- **Problem description**: Give back, unchanged, each line from the one containing "Read all visible content and emit it as JSON." through the last line of the entries below.

- **Data for analysis**:
▬▬▬▬▬▬▬▬▬▬

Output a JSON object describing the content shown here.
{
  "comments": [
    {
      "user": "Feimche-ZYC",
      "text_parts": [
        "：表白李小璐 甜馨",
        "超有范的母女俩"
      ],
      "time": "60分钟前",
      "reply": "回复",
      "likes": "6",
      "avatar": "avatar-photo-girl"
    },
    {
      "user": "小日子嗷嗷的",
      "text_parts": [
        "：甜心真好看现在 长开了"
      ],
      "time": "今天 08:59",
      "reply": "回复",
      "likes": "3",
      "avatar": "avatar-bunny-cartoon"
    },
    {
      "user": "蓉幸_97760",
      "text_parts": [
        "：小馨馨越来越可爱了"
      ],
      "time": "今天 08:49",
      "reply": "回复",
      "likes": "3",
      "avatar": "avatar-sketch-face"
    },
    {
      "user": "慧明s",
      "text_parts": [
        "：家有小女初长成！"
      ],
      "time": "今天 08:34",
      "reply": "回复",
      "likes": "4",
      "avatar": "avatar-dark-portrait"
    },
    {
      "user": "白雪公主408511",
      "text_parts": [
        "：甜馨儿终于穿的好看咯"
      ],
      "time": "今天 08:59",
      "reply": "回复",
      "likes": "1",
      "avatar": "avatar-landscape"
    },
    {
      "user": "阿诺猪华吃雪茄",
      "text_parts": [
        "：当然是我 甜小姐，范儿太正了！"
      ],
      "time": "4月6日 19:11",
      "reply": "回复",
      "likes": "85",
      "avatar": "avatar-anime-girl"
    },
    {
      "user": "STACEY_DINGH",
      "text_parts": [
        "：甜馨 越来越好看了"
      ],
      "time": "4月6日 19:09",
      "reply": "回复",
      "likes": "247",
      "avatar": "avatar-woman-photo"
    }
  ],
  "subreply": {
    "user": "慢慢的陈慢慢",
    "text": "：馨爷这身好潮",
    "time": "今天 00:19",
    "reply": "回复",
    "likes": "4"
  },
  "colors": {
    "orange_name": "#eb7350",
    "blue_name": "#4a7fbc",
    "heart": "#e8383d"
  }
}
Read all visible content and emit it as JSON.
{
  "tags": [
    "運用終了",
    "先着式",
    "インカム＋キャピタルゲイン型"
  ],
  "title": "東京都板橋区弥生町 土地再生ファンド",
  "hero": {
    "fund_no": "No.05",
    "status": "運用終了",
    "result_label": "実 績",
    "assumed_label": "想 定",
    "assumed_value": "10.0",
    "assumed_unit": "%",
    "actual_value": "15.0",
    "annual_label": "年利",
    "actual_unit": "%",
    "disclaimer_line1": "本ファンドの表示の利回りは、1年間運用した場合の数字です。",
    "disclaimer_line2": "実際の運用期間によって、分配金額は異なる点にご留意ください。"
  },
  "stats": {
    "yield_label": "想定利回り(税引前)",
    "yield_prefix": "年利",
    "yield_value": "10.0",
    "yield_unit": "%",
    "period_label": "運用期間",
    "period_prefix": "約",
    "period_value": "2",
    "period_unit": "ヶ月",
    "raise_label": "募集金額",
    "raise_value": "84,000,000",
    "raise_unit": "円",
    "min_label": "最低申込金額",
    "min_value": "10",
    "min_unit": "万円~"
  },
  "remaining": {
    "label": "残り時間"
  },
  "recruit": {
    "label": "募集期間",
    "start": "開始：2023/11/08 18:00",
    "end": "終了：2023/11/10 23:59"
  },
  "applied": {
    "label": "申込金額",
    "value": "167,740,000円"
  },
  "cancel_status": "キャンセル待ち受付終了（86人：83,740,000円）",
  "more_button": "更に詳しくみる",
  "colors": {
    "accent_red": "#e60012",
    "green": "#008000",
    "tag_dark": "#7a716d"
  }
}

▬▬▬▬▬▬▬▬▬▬

- **Written response**:
Read all visible content and emit it as JSON.
{
  "tags": [
    "運用終了",
    "先着式",
    "インカム＋キャピタルゲイン型"
  ],
  "title": "東京都板橋区弥生町 土地再生ファンド",
  "hero": {
    "fund_no": "No.05",
    "status": "運用終了",
    "result_label": "実 績",
    "assumed_label": "想 定",
    "assumed_value": "10.0",
    "assumed_unit": "%",
    "actual_value": "15.0",
    "annual_label": "年利",
    "actual_unit": "%",
    "disclaimer_line1": "本ファンドの表示の利回りは、1年間運用した場合の数字です。",
    "disclaimer_line2": "実際の運用期間によって、分配金額は異なる点にご留意ください。"
  },
  "stats": {
    "yield_label": "想定利回り(税引前)",
    "yield_prefix": "年利",
    "yield_value": "10.0",
    "yield_unit": "%",
    "period_label": "運用期間",
    "period_prefix": "約",
    "period_value": "2",
    "period_unit": "ヶ月",
    "raise_label": "募集金額",
    "raise_value": "84,000,000",
    "raise_unit": "円",
    "min_label": "最低申込金額",
    "min_value": "10",
    "min_unit": "万円~"
  },
  "remaining": {
    "label": "残り時間"
  },
  "recruit": {
    "label": "募集期間",
    "start": "開始：2023/11/08 18:00",
    "end": "終了：2023/11/10 23:59"
  },
  "applied": {
    "label": "申込金額",
    "value": "167,740,000円"
  },
  "cancel_status": "キャンセル待ち受付終了（86人：83,740,000円）",
  "more_button": "更に詳しくみる",
  "colors": {
    "accent_red": "#e60012",
    "green": "#008000",
    "tag_dark": "#7a716d"
  }
}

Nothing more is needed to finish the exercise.